Task instructions:
The records underneath are to be printed in full and exactly, with no pictures carried over.

Excerpts from an interface dataset:
↓↓↓

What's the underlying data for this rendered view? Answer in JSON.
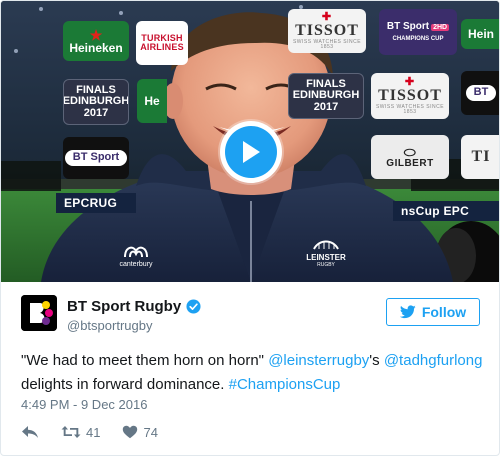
{
  "colors": {
    "twitter_blue": "#1da1f2",
    "text_primary": "#14171a",
    "text_secondary": "#657786",
    "border": "#e1e8ed"
  },
  "video": {
    "boards": {
      "heineken": "Heineken",
      "turkish": "TURKISH AIRLINES",
      "tissot": "TISSOT",
      "tissot_tag": "SWISS WATCHES SINCE 1853",
      "finals_1": "FINALS",
      "finals_2": "EDINBURGH",
      "finals_3": "2017",
      "bt": "BT Sport",
      "bt_hd": "2HD",
      "champions": "CHAMPIONS CUP",
      "gilbert": "GILBERT",
      "hein_right": "Hein",
      "ti": "TI",
      "epcr_left": "EPCRUG",
      "epcr_right": "nsCup   EPC",
      "bt_pill": "BT Sport",
      "bt_right": "BT",
      "he": "He"
    },
    "jacket_logos": {
      "canterbury": "canterbury",
      "leinster": "LEINSTER",
      "leinster_sub": "RUGBY"
    },
    "play_icon": "play-icon"
  },
  "author": {
    "display_name": "BT Sport Rugby",
    "handle": "@btsportrugby",
    "verified_icon": "verified-badge-icon"
  },
  "follow": {
    "label": "Follow",
    "icon": "twitter-bird-icon"
  },
  "tweet": {
    "part1": "\"We had to meet them horn on horn\" ",
    "mention1": "@leinsterrugby",
    "part2": "'s ",
    "mention2": "@tadhgfurlong",
    "part3": " delights in forward dominance. ",
    "hashtag": "#ChampionsCup",
    "timestamp": "4:49 PM - 9 Dec 2016"
  },
  "actions": {
    "reply_icon": "reply-icon",
    "retweet_icon": "retweet-icon",
    "retweet_count": "41",
    "like_icon": "heart-icon",
    "like_count": "74"
  }
}
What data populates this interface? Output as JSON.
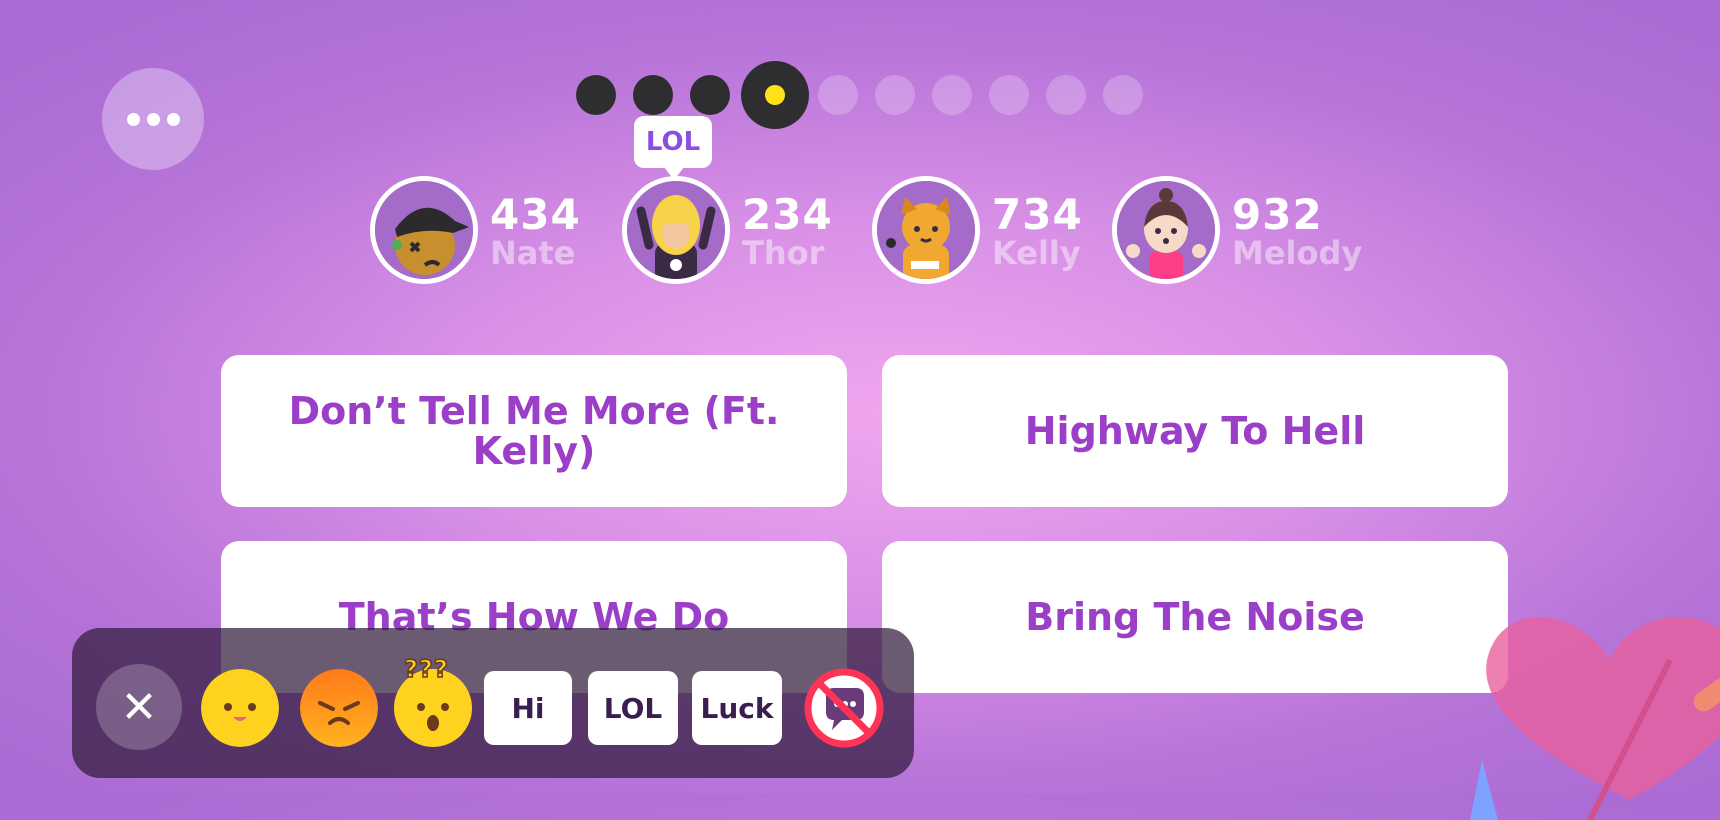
{
  "progress": {
    "total": 10,
    "completed": 3,
    "current": 4,
    "colors": {
      "done": "#2e2e30",
      "current_dot": "#ffe11a"
    }
  },
  "players": [
    {
      "name": "Nate",
      "score": "434",
      "avatar": "nate-avatar"
    },
    {
      "name": "Thor",
      "score": "234",
      "avatar": "thor-avatar"
    },
    {
      "name": "Kelly",
      "score": "734",
      "avatar": "kelly-avatar"
    },
    {
      "name": "Melody",
      "score": "932",
      "avatar": "melody-avatar"
    }
  ],
  "speech_bubble": {
    "text": "LOL",
    "player": "Thor"
  },
  "answers": [
    "Don’t Tell Me More (Ft. Kelly)",
    "Highway To Hell",
    "That’s How We Do",
    "Bring The Noise"
  ],
  "chat": {
    "close_icon": "close-icon",
    "emojis": [
      "happy-emoji",
      "angry-emoji",
      "confused-emoji"
    ],
    "confused_marks": "???",
    "phrases": [
      "Hi",
      "LOL",
      "Luck"
    ],
    "mute_icon": "mute-chat-icon"
  },
  "colors": {
    "accent": "#9b3fc8",
    "bubble_text": "#8a4fe0",
    "mute": "#ff3355"
  }
}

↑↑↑

Task solution:
What's the underlying data for this rendered view? Answer in JSON.
{
  "colors": {
    "twitter_blue": "#1da1f2",
    "text_primary": "#14171a",
    "text_secondary": "#657786",
    "border": "#e1e8ed"
  },
  "video": {
    "boards": {
      "heineken": "Heineken",
      "turkish": "TURKISH AIRLINES",
      "tissot": "TISSOT",
      "tissot_tag": "SWISS WATCHES SINCE 1853",
      "finals_1": "FINALS",
      "finals_2": "EDINBURGH",
      "finals_3": "2017",
      "bt": "BT Sport",
      "bt_hd": "2HD",
      "champions": "CHAMPIONS CUP",
      "gilbert": "GILBERT",
      "hein_right": "Hein",
      "ti": "TI",
      "epcr_left": "EPCRUG",
      "epcr_right": "nsCup   EPC",
      "bt_pill": "BT Sport",
      "bt_right": "BT",
      "he": "He"
    },
    "jacket_logos": {
      "canterbury": "canterbury",
      "leinster": "LEINSTER",
      "leinster_sub": "RUGBY"
    },
    "play_icon": "play-icon"
  },
  "author": {
    "display_name": "BT Sport Rugby",
    "handle": "@btsportrugby",
    "verified_icon": "verified-badge-icon"
  },
  "follow": {
    "label": "Follow",
    "icon": "twitter-bird-icon"
  },
  "tweet": {
    "part1": "\"We had to meet them horn on horn\" ",
    "mention1": "@leinsterrugby",
    "part2": "'s ",
    "mention2": "@tadhgfurlong",
    "part3": " delights in forward dominance. ",
    "hashtag": "#ChampionsCup",
    "timestamp": "4:49 PM - 9 Dec 2016"
  },
  "actions": {
    "reply_icon": "reply-icon",
    "retweet_icon": "retweet-icon",
    "retweet_count": "41",
    "like_icon": "heart-icon",
    "like_count": "74"
  }
}
What data populates this interface? Output as JSON.
{
  "progress": {
    "total": 10,
    "completed": 3,
    "current": 4,
    "colors": {
      "done": "#2e2e30",
      "current_dot": "#ffe11a"
    }
  },
  "players": [
    {
      "name": "Nate",
      "score": "434",
      "avatar": "nate-avatar"
    },
    {
      "name": "Thor",
      "score": "234",
      "avatar": "thor-avatar"
    },
    {
      "name": "Kelly",
      "score": "734",
      "avatar": "kelly-avatar"
    },
    {
      "name": "Melody",
      "score": "932",
      "avatar": "melody-avatar"
    }
  ],
  "speech_bubble": {
    "text": "LOL",
    "player": "Thor"
  },
  "answers": [
    "Don’t Tell Me More (Ft. Kelly)",
    "Highway To Hell",
    "That’s How We Do",
    "Bring The Noise"
  ],
  "chat": {
    "close_icon": "close-icon",
    "emojis": [
      "happy-emoji",
      "angry-emoji",
      "confused-emoji"
    ],
    "confused_marks": "???",
    "phrases": [
      "Hi",
      "LOL",
      "Luck"
    ],
    "mute_icon": "mute-chat-icon"
  },
  "colors": {
    "accent": "#9b3fc8",
    "bubble_text": "#8a4fe0",
    "mute": "#ff3355"
  }
}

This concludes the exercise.